Something interesting to note is that Gal has been riding the same choreography for the past five years. The floorplan for the experienced 13-year old Grand Prix horse Undercover is 99.5% identifical to Totilas' baby Grand Prix freestyle (which dates back to 2008-2009) with the only change being a quarter piaffe pirouette inserted where Totilas did a passage half pass. The level of technical difficulty is quite low. Even more striking, Gal's partner Hans Peter Minderhoud rides the 100% identical Totilas floorplan with Johnson, also at the 2014 World Cup Finals. This floorplan (and Johnson's music) is also used for Edward's horses Voice, Next One and was Sisther de Jeu's kur. Six horses in total have been ridden to the same choreography. Edward Gal is not to blame. He moves within the boundaries of the system, but it is clear proof that the freestyle judging system is flawed on many levels. Riders can repeat the same floorplan over and over again, interchange it with horses and other riders, without losing points. An easy degree of difficulty and overused choreography make no difference in the end result in the system we have now!
Gal scored 83.696% with his technical marks ranging from 79.250% to 83.250% and his artistic marks going from 83.000% to 90.000%.
Swedish Tinne Vilhelmson and Don Auriello captured a fourth place. The pair rode their The Who's Tommy freestyle and charmed the judges and crowds with their five (!) expressive trot extensions, good quarter pirouettes, nice half passes and superb extended walk. Also the canter extensions were powerful. In passage, the tall gelding underwhelms. At the end of the ride Tinne had him pulling more actively from behind, but the horse was only able to sustain that push for a few steps. Neither the begin or end halt were well balanced.

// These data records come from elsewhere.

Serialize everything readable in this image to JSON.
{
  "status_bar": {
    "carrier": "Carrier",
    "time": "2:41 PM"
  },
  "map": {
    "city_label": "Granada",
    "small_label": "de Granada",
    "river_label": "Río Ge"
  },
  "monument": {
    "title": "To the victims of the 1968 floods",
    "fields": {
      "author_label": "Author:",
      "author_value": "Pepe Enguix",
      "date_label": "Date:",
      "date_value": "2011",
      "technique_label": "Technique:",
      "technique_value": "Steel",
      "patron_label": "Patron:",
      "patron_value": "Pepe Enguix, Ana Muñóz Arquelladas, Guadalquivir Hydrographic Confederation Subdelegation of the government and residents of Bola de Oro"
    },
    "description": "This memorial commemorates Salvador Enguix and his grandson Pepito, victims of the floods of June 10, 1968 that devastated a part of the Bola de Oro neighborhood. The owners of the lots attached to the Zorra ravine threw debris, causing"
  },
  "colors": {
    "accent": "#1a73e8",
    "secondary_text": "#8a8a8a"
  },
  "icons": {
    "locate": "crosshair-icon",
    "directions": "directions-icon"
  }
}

The Swedish duo scored 80.946% with technical scores from 75.250% to 79.250% and artistic marks from 80.000% to 87.000%.
Isabell Werth and her 13-year old bay gelding El Santo completed the top five in a field of 17 riders, in which 13 scored over 70%. Werth is one of few riders who regularly experiments with her freestyles. She changes her music often and always rides to a high degree of technical difficulty. For the 2014 World Cup kur she chose her lovely David Bowie freestyle which is fun and funky.
The passage work was very regular and active and El Santo kept the rhythm well in the piaffe but at the expense of travelling forward each time. Werth produced smooth passage half passes. The extended was good but in the collected he became lateral before the strike off to canter. The 13-time World Cup finalist rode powerful uphill extended canters, good two tempi changes. The double pirouette left could have been smaller, and there was a bit of a hiccup in the one tempi changes. She re-rode her one tempi line correctly but the changes were not very ground covering. Overall it was a strong ride.
Werth scored 79.089% with her technical scores between 73.750% and 78.000% and her artistic marks between 79.000% and 87.000%
Text by Astrid Appels - Photos © Risto Aaltonen